Here's a look at DVDs coming out Tuesday, July 22:
"Transcendence" (PG-13, 119 minutes, Warner): The dystopian future envisioned by last year's critical darling "Her" reappears here, albeit with a lot more testosterone. You could even call this new thriller -- in which a godlike artificial intelligence, played by Johnny Depp, starts building an army of cyborg zombies -- "Him." Unlike that earlier film about a man who falls in love with a computer operating system, which was a poetic meditation on the failure to connect, "Transcendence" is a kind of high-tech horror story. Contains violence, language and sensuality. Extras include "What Is Transcendence?" "A Singular Vision" (on director Wally Pfister, a former resident of Elmhurst). Also on Blu-ray: "Guarding the Threat," "The Promise of A.I.," "It's Me" "Singularity" and "R.I.F.T." featurettes.
"Heaven Is for Real" (PG, 100 minutes, Sony): In this family drama, Colton Burpo, the angelic 4-year-old son of a Nebraska pastor, has emergency surgery and while under anesthesia experiences a series of visions, including watching his own operation, observing the prayers of his anguished parents and meeting Jesus. At first, Todd Burpo (Greg Kinnear) listens to Colton's stories with the amused forbearance of a mildly skeptical but proud parent: He and his wife, Sonja (Kelly Reilly), chalk up Colton's detailed visions to the stories and hymns he's been steeped in all his life. But when Colton mentions encountering people he never met or even knew existed, Todd becomes convinced that his son really has glimpsed the afterlife, a revelation that sends the preacher on a journey that will ultimately threaten his parish and his family. Contains thematic material. Extras include behind-the-scenes featurette and deleted scenes. Also, on Blu-ray: making-of and "Creating Heaven" featurettes.
"Dom Hemingway" (R, 93 minutes, Fox): Though writer-director Richard Shepard ("The Matador") knows how to spin a yarn about the vicissitudes of fate, Dom's adventures make for a pretty thin garment in which to clothe such an outsize antihero. Shepard tries to add heft to the lightweight tale by introducing a thread about Dom (Jude Law) trying to repair his relationship with his daughter. Rather than humanizing him, however, Dom's efforts to play Daddy -- and to convince us that he has a heart -- feel dictated by market research, not character. Contains violence, drug use, sex, nudity and language. Extras include commentary and the "Ping-Pong Loop."

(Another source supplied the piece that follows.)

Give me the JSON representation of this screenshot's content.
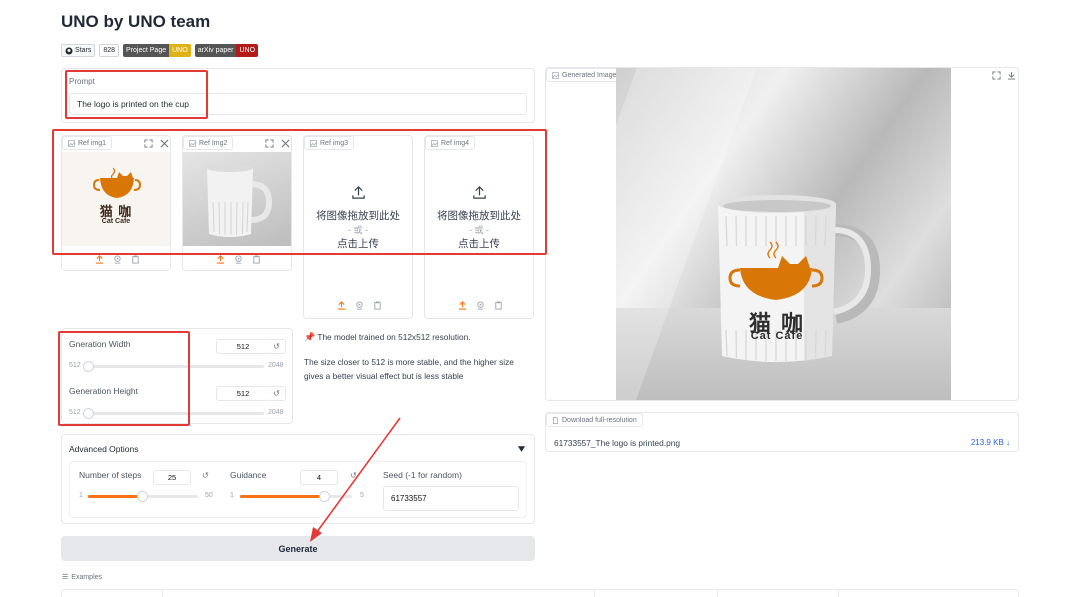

"Cesar Chavez" (PG-13, 101 minutes, Lionsgate): You don't get to be the namesake of countless roads, schools, buildings and even a state holiday unless you've led a pretty exceptional life. But the Diego Luna biopic does little to enhance the man's legacy. This should have been a plum role for the talented Michael Pena, who portrays Chavez, but he doesn't have the opportunity to do much more than recite trite adages. Rosario Dawson, who plays a fellow labor organizer, also is painfully underused. Contains some violence and strong language. Extras include a making-of documentary.
Also: "Sabotage," "Made in America?," "Tyler Perry's The Single Moms Club," "The Suspect" (South Korea), "GMO OMG," "Sector 4: Extraction," "Insomnia" (1997, Sweden), "The Wind Will Carry Us" (1999), "The Essential Jacques Demy" (1961-70), "The Angriest Man in Brooklyn," "Make Your Move," "Justin and the Knights of Valour" (Spain), "Detour" (1945), "Mumfie's Quest: The Movie" (1994), "The Garfield Show: Best Friends Forever," "The Human Race," "All Cheerleaders Die," "WWI Centennial Collection," "Antboy," "Appleseed Alpha" and "American Girl: Isabelle Dances Into the Spotlight."
Television series: "Wahlburgers: First Season," "Hercules: The Legendary Journeys: Season Five," "Dalziel & Pascoe: Season 10" and "Xena: Warrior Princess: Season Five."